** Opening Recorded data block **
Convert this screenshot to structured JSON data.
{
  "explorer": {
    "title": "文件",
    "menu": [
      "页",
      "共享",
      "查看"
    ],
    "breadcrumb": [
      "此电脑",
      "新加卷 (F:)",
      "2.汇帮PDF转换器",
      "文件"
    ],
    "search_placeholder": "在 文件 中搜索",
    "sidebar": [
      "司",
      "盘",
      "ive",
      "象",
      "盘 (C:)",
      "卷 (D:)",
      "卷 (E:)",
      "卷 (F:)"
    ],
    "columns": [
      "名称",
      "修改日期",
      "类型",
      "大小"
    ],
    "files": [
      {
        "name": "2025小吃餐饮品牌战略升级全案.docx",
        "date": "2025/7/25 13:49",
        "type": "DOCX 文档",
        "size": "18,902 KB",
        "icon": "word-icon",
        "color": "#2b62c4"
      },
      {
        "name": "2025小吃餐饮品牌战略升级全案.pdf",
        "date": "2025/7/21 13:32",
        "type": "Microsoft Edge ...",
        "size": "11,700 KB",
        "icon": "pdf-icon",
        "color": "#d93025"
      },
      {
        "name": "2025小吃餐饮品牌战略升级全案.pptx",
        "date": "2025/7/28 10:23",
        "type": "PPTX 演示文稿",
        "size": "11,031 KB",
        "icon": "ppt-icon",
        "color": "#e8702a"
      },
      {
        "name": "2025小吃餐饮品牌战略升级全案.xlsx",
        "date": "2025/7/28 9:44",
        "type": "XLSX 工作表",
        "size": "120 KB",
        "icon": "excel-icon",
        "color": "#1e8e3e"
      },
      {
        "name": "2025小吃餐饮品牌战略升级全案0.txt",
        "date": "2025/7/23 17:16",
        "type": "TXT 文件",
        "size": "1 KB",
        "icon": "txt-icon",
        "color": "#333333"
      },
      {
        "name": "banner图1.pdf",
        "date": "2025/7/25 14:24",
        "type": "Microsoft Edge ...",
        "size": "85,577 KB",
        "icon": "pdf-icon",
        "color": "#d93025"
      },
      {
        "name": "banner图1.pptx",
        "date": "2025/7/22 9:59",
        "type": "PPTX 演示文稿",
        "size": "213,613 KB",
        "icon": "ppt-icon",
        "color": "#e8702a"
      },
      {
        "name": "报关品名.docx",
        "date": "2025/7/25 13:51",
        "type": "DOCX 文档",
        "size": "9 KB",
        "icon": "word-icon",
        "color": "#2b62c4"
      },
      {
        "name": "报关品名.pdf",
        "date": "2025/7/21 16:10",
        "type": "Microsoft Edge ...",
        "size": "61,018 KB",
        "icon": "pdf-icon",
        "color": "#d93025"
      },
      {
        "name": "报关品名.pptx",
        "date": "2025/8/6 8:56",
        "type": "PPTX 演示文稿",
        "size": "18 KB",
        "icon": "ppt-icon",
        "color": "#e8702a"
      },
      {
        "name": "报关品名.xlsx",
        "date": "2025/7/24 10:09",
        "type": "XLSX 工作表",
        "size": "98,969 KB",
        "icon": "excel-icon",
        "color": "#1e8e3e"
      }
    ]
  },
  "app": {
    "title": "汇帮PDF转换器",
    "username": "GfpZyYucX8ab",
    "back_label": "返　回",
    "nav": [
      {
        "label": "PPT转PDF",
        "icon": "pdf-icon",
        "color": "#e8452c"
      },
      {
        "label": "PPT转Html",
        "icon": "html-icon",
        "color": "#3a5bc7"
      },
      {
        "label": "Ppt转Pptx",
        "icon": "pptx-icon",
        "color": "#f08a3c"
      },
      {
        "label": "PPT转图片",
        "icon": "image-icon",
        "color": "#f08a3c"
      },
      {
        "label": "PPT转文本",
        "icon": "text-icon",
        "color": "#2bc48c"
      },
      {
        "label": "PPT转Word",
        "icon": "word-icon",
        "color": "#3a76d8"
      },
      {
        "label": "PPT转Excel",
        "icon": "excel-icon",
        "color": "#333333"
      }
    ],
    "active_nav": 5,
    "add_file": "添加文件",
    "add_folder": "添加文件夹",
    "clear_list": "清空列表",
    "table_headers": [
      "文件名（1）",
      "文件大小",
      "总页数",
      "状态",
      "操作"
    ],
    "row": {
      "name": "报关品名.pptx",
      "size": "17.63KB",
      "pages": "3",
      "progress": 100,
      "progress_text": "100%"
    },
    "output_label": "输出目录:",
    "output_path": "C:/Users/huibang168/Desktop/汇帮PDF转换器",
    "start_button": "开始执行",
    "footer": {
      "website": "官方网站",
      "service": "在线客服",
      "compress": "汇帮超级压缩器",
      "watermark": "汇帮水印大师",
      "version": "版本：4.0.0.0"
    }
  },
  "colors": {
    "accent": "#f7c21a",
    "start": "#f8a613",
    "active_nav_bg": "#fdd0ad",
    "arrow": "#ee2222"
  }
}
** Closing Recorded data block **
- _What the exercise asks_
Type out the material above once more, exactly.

- _Task answer_
Convert this screenshot to structured JSON data.
{
  "explorer": {
    "title": "文件",
    "menu": [
      "页",
      "共享",
      "查看"
    ],
    "breadcrumb": [
      "此电脑",
      "新加卷 (F:)",
      "2.汇帮PDF转换器",
      "文件"
    ],
    "search_placeholder": "在 文件 中搜索",
    "sidebar": [
      "司",
      "盘",
      "ive",
      "象",
      "盘 (C:)",
      "卷 (D:)",
      "卷 (E:)",
      "卷 (F:)"
    ],
    "columns": [
      "名称",
      "修改日期",
      "类型",
      "大小"
    ],
    "files": [
      {
        "name": "2025小吃餐饮品牌战略升级全案.docx",
        "date": "2025/7/25 13:49",
        "type": "DOCX 文档",
        "size": "18,902 KB",
        "icon": "word-icon",
        "color": "#2b62c4"
      },
      {
        "name": "2025小吃餐饮品牌战略升级全案.pdf",
        "date": "2025/7/21 13:32",
        "type": "Microsoft Edge ...",
        "size": "11,700 KB",
        "icon": "pdf-icon",
        "color": "#d93025"
      },
      {
        "name": "2025小吃餐饮品牌战略升级全案.pptx",
        "date": "2025/7/28 10:23",
        "type": "PPTX 演示文稿",
        "size": "11,031 KB",
        "icon": "ppt-icon",
        "color": "#e8702a"
      },
      {
        "name": "2025小吃餐饮品牌战略升级全案.xlsx",
        "date": "2025/7/28 9:44",
        "type": "XLSX 工作表",
        "size": "120 KB",
        "icon": "excel-icon",
        "color": "#1e8e3e"
      },
      {
        "name": "2025小吃餐饮品牌战略升级全案0.txt",
        "date": "2025/7/23 17:16",
        "type": "TXT 文件",
        "size": "1 KB",
        "icon": "txt-icon",
        "color": "#333333"
      },
      {
        "name": "banner图1.pdf",
        "date": "2025/7/25 14:24",
        "type": "Microsoft Edge ...",
        "size": "85,577 KB",
        "icon": "pdf-icon",
        "color": "#d93025"
      },
      {
        "name": "banner图1.pptx",
        "date": "2025/7/22 9:59",
        "type": "PPTX 演示文稿",
        "size": "213,613 KB",
        "icon": "ppt-icon",
        "color": "#e8702a"
      },
      {
        "name": "报关品名.docx",
        "date": "2025/7/25 13:51",
        "type": "DOCX 文档",
        "size": "9 KB",
        "icon": "word-icon",
        "color": "#2b62c4"
      },
      {
        "name": "报关品名.pdf",
        "date": "2025/7/21 16:10",
        "type": "Microsoft Edge ...",
        "size": "61,018 KB",
        "icon": "pdf-icon",
        "color": "#d93025"
      },
      {
        "name": "报关品名.pptx",
        "date": "2025/8/6 8:56",
        "type": "PPTX 演示文稿",
        "size": "18 KB",
        "icon": "ppt-icon",
        "color": "#e8702a"
      },
      {
        "name": "报关品名.xlsx",
        "date": "2025/7/24 10:09",
        "type": "XLSX 工作表",
        "size": "98,969 KB",
        "icon": "excel-icon",
        "color": "#1e8e3e"
      }
    ]
  },
  "app": {
    "title": "汇帮PDF转换器",
    "username": "GfpZyYucX8ab",
    "back_label": "返　回",
    "nav": [
      {
        "label": "PPT转PDF",
        "icon": "pdf-icon",
        "color": "#e8452c"
      },
      {
        "label": "PPT转Html",
        "icon": "html-icon",
        "color": "#3a5bc7"
      },
      {
        "label": "Ppt转Pptx",
        "icon": "pptx-icon",
        "color": "#f08a3c"
      },
      {
        "label": "PPT转图片",
        "icon": "image-icon",
        "color": "#f08a3c"
      },
      {
        "label": "PPT转文本",
        "icon": "text-icon",
        "color": "#2bc48c"
      },
      {
        "label": "PPT转Word",
        "icon": "word-icon",
        "color": "#3a76d8"
      },
      {
        "label": "PPT转Excel",
        "icon": "excel-icon",
        "color": "#333333"
      }
    ],
    "active_nav": 5,
    "add_file": "添加文件",
    "add_folder": "添加文件夹",
    "clear_list": "清空列表",
    "table_headers": [
      "文件名（1）",
      "文件大小",
      "总页数",
      "状态",
      "操作"
    ],
    "row": {
      "name": "报关品名.pptx",
      "size": "17.63KB",
      "pages": "3",
      "progress": 100,
      "progress_text": "100%"
    },
    "output_label": "输出目录:",
    "output_path": "C:/Users/huibang168/Desktop/汇帮PDF转换器",
    "start_button": "开始执行",
    "footer": {
      "website": "官方网站",
      "service": "在线客服",
      "compress": "汇帮超级压缩器",
      "watermark": "汇帮水印大师",
      "version": "版本：4.0.0.0"
    }
  },
  "colors": {
    "accent": "#f7c21a",
    "start": "#f8a613",
    "active_nav_bg": "#fdd0ad",
    "arrow": "#ee2222"
  }
}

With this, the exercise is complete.